(surnames withheld by request).

View or download full sized image.

   

March 16, 2006
-by Dan Dyck

Winnipeg, Man. — IMPaCT – International Mennonite Pastors Coming Together is the name given to a brand new initiative of Mennonite Church Canada designed to help the denomination grow as a global church, and help pastors to learn from, shape, and challenge one another.

IMPaCT will match six Mennonite pastors from international locations with six Canadian pastors for two weeks. Mennonite Church Manitoba has offered to sponsor and host the first rotation, scheduled for the first two weeks of June.

“This isn’t a theological or academic course. It’s a practical endeavour to the have pastors reflect together with Anabaptist pastors from different contexts,” said Janet Plenert, executive secretary of Mennonite Church Canada Witness.

Mennonite pastors from Cuba, Chile, Paraguay, Brazil, and Spain have been invited. The national church in each country is responsible for selecting their respective representative pastors. This year the event is bilingual Spanish-English.

So far participating Mennonite congregations are Sargent Avenue, Charleswood, and North Kildonan, all in Winnipeg, and two rural congregations, Graysville and Portage. One more rural Manitoba congregation has yet to be named.

Area conferences can offer to host the event in subsequent years. “We are hoping an area conference will step forward and offer to host a 2007 event.” said Plenert.

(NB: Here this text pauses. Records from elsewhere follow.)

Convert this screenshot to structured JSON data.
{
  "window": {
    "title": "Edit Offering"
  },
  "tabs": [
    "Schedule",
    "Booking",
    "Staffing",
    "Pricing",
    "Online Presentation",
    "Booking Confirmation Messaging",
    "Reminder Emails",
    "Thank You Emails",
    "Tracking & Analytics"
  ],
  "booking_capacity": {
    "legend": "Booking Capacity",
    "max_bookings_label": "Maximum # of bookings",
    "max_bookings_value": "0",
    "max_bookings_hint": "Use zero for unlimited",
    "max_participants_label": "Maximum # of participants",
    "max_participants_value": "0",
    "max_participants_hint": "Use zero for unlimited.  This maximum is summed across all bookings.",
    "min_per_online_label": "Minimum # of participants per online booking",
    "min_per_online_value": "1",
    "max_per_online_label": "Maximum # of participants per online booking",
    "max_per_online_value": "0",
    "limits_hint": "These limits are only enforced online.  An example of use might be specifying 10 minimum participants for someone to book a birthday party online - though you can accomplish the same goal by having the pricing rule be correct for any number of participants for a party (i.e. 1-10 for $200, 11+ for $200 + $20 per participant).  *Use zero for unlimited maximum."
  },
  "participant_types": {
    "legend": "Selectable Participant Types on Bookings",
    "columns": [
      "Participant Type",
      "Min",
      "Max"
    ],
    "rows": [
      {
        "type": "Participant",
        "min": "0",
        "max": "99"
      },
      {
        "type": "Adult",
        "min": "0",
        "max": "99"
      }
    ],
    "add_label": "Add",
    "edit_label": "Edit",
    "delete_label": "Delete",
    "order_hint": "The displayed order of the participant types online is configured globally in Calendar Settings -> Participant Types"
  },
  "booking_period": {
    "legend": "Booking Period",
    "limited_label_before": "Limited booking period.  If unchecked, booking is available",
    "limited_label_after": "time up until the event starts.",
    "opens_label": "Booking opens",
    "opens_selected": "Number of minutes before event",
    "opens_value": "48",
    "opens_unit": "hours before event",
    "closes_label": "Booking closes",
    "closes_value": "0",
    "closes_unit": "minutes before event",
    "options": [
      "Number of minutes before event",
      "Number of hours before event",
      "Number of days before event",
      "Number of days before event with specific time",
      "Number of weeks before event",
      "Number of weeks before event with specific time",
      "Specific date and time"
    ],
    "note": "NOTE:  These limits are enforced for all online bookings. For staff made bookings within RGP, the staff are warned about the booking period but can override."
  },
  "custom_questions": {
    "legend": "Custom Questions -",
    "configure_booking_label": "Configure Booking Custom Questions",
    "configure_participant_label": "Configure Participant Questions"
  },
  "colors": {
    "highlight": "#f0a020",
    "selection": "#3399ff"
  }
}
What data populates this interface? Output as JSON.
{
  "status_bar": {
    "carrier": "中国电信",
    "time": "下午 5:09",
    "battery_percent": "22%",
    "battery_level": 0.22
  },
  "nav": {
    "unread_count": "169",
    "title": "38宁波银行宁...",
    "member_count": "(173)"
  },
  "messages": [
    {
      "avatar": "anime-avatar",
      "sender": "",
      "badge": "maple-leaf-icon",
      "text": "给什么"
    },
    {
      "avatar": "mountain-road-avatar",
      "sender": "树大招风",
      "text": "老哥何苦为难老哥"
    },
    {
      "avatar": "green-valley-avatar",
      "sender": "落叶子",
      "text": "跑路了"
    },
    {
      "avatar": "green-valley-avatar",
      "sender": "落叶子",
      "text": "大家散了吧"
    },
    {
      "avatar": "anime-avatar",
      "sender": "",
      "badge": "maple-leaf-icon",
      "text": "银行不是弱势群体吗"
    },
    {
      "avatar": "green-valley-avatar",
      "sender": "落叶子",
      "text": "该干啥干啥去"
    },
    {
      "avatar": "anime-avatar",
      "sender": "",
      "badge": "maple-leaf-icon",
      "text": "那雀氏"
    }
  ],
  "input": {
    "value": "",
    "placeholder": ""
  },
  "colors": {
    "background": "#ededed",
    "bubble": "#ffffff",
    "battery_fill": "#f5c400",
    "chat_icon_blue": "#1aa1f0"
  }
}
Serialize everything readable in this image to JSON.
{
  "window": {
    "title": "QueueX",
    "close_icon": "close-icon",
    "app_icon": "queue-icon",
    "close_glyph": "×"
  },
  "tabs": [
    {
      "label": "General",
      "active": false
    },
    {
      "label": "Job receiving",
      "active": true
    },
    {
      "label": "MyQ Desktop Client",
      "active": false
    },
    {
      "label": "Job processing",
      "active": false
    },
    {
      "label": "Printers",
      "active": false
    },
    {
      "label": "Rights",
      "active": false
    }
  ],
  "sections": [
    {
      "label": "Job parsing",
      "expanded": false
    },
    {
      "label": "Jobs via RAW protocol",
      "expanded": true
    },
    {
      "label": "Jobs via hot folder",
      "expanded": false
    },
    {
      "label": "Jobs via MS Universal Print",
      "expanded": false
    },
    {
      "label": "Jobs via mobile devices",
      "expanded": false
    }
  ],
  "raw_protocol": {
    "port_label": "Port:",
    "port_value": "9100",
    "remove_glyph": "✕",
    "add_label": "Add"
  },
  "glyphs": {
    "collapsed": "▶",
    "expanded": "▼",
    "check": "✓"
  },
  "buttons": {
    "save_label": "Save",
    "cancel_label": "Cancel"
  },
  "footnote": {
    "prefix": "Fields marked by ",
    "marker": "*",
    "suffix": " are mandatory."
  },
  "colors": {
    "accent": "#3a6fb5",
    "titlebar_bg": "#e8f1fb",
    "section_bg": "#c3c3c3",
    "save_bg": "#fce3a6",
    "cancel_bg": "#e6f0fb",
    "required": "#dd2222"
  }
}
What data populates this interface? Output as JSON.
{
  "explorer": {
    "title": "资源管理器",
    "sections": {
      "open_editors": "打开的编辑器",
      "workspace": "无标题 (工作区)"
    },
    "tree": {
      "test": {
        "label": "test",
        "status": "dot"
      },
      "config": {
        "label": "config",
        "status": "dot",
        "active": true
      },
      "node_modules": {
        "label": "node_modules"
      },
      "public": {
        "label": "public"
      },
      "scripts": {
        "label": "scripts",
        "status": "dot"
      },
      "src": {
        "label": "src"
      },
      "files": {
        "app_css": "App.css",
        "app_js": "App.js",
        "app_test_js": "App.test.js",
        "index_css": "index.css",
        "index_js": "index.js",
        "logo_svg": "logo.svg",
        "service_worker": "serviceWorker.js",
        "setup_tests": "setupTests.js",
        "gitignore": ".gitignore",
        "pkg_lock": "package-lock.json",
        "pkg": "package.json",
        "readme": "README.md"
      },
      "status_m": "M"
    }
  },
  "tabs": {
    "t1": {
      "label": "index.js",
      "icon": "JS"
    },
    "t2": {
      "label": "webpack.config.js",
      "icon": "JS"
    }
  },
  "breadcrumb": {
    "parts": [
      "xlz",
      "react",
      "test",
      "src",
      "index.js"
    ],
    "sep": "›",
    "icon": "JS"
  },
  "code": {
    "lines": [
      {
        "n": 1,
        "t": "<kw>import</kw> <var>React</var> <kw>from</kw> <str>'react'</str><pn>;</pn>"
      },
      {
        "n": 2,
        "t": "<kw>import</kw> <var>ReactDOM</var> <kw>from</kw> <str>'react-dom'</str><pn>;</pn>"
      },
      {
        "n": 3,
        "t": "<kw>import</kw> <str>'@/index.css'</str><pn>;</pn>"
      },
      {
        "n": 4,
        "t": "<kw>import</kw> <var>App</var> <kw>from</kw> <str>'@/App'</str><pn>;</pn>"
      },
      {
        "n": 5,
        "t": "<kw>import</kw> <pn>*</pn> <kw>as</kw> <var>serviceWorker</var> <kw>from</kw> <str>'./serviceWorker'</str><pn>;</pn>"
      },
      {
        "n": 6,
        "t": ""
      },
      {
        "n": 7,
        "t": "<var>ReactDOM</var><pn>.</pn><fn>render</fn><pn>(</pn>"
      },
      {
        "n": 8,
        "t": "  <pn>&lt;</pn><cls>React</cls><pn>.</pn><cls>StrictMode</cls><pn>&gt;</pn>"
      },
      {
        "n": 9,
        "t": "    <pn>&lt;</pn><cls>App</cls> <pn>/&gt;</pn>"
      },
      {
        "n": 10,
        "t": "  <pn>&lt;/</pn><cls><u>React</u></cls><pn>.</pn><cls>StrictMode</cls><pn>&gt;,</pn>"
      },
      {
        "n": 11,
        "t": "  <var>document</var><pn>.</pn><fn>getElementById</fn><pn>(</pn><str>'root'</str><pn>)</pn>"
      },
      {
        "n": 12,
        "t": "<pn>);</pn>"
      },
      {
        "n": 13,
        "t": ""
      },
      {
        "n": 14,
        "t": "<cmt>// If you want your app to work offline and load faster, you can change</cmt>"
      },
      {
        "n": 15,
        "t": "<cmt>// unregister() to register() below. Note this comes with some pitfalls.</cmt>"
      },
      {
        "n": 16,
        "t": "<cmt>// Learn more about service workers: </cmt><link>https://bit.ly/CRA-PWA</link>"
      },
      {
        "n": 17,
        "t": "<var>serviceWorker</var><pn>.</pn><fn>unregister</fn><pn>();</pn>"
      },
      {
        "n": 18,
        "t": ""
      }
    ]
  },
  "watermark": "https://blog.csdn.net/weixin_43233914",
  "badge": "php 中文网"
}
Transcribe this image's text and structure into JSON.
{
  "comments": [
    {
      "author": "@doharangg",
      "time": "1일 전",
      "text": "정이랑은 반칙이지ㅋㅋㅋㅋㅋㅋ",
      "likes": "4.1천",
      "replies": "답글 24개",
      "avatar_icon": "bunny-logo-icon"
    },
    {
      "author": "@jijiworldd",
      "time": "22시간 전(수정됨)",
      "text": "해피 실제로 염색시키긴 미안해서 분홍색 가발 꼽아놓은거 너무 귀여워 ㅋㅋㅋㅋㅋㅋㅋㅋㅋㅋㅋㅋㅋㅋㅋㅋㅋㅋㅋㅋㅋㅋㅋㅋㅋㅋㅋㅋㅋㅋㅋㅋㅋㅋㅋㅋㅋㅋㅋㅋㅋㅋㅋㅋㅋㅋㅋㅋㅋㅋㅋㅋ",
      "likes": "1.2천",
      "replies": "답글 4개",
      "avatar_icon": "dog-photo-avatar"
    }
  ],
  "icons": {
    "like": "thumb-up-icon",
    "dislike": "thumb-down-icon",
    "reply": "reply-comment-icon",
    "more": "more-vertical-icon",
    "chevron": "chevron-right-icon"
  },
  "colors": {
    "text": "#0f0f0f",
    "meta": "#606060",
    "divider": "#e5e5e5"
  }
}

John Klassen, Conference Minister for Mennonite Church Manitoba, Sven Eriksson, MC Canada’s denominational minister and Plenert are leading the initiative. A Logistics Committee and a Program Committee of local volunteers have been engaged to help coordinate the Manitoba round of IMPaCT, and Plenert hopes that this local involvement will help build ownership of the project and multiply interest in what it means to become a global church. Canadian Mennonite University’s Institute of Theology and the Church is a supporting sponsor of the event.

Plenert is working with the Canadian embassy in Cuba to obtain visas for the Cuban pastors, which have been initially denied by the Canadian government. “We need to get the prayer chain going on this issue,” added Plenert.

Becoming a global church is one of three priorities that have been identified by Mennonite Church Canada leadership following delegate discernment sessions at the annual assembly in Charlotte in 2005. The other two priorities are to grow leaders and form a people of God.